** INSTRUCTIONS FOR THE TASK **
The expected result is every entry, retyped character for character.

** STORED DATA **
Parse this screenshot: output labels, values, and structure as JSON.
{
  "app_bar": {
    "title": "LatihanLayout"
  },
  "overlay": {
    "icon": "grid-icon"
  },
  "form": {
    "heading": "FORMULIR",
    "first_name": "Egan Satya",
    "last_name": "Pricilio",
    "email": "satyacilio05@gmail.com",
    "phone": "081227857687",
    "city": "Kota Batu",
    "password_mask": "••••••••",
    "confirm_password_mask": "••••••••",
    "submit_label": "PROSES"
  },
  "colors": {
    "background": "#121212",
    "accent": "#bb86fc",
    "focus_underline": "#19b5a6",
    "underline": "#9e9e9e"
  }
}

** COMPLETED TASK **
Parse this screenshot: output labels, values, and structure as JSON.
{
  "app_bar": {
    "title": "LatihanLayout"
  },
  "overlay": {
    "icon": "grid-icon"
  },
  "form": {
    "heading": "FORMULIR",
    "first_name": "Egan Satya",
    "last_name": "Pricilio",
    "email": "satyacilio05@gmail.com",
    "phone": "081227857687",
    "city": "Kota Batu",
    "password_mask": "••••••••",
    "confirm_password_mask": "••••••••",
    "submit_label": "PROSES"
  },
  "colors": {
    "background": "#121212",
    "accent": "#bb86fc",
    "focus_underline": "#19b5a6",
    "underline": "#9e9e9e"
  }
}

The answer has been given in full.